John Grenham is the author of Tracing Your Irish Ancestors, which is commonly known as the bible for Irish research, and his website is an absolute treasure trove of information … and it’s all free! You’ll find a Surname search, Placename search, County sourcelists, the Irish abroad links, Passenger lists, Roman Catholic parish maps, Civil parish maps, Poor Law Union maps – and so much more. Hint, follow hist blog too.

If you are researching Irish ancestors, you NEED to follow Claire Santry’s Irish Genealogy News blog. She really does keep you informed on ANY Irish genealogy news – the records, the products, the accessibility, the archives, the events, the websites and more.

This is another of Claire Santry’s websites, and is perfect for the beginner. She writes “No matter where in the world you now call home – whether it be the Canadian Rockies, the Australian Outback, one of the world’s great emerald cities such as Liverpool (UK) or Boston (USA), or the beautiful craggy coast of Donegal – you’ll find page after page of relevant advice on this website plus the very latest information on genealogical resources in Ireland.” Here’s are just some of what of the research topics, historical themes and areas of help you’ll discover here on Irish Genealogy Toolkit: Irish emigration, Top 10 free websites, Historical Irish newspapers, county maps, court and prison records , free charts and forms, census records, Starting your Irish research, and Finding their place of origin … with plenty more to discover.

These are only a small sampling of what is out there for Ireland. But for anyone wanting to get going – these are good ones to start with, as well a giving you links to the major archives and libraries which have enormous collections, which will help you take your research further.



Just a Little Bit Irish

The 17th of March is St Patrick’s Day. A day for all things Irish. A day to remember your Irish heritage, and that’s what I’m doing today.

On checking my DNA results from Ancestry, it says that I’m 15% Irish/Scottish/Welsh. My guess is that it’s mostly Irish – but as always, that is still to be proven.


And my Living DNA results they say 9.4% South West Scotland and Northern Ireland ….

So while the stats vary (all DNA tests do as they use different algorithms), they do show that I do have some Irish (and/or) Scottish blood in me.

But I’ll be honest, the Irish lines of my family aren’t ones that I’ve done much research on yet … (one day!!). However I do know that McCullough family comes from Randalstown, in Country Antrim, so that’s a start.
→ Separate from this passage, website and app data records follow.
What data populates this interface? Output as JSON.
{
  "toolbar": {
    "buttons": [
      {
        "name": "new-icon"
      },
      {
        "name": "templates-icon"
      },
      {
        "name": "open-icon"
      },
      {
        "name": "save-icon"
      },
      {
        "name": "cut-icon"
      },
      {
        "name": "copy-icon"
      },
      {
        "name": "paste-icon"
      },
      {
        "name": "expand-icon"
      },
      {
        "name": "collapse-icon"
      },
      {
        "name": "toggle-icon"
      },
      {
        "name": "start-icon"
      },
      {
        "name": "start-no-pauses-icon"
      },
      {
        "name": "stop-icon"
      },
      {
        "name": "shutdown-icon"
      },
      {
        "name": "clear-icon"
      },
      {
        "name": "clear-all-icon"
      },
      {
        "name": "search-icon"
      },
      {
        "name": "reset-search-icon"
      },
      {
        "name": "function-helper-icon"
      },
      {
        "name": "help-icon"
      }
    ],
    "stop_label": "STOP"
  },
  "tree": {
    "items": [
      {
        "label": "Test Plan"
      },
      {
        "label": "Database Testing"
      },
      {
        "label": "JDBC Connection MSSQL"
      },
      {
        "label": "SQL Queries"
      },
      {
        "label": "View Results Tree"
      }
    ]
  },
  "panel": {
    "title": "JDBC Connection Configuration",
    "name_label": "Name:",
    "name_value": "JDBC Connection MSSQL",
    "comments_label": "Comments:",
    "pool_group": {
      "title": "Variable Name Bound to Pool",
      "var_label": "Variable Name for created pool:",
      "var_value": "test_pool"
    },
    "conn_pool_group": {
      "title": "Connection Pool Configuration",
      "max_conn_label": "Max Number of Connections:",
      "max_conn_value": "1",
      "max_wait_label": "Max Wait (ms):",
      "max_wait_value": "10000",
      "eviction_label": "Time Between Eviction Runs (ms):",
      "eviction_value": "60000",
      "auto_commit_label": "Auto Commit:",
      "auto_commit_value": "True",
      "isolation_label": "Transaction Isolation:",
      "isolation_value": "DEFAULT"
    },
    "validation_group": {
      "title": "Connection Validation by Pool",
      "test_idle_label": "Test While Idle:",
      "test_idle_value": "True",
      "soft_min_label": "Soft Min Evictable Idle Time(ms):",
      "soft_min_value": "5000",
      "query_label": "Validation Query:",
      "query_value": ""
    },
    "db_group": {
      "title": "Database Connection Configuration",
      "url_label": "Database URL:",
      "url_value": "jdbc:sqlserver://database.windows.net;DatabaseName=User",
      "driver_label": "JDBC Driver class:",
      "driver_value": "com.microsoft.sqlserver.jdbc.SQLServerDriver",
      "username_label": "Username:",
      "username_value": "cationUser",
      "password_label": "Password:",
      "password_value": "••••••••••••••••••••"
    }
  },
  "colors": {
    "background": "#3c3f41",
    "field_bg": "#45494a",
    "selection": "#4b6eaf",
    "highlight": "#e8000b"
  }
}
Beyond that, I do believe that my 4x great grandma Anne/Hannah McGrath who married William Cosgrove in South Australia in 1856 came from Ireland but that’s yet to be proven.

And I wouldn’t be surprised to find another line or two that end up being Irish. But time (and research of course) will tell.

So on St Patrick’s Day, be sure to take a moment to remember those from the homeland. Those who left their country for various reasons (some willing, others not), and then made a new life in their adopted country. Each of them playing a part in making you the person you are today.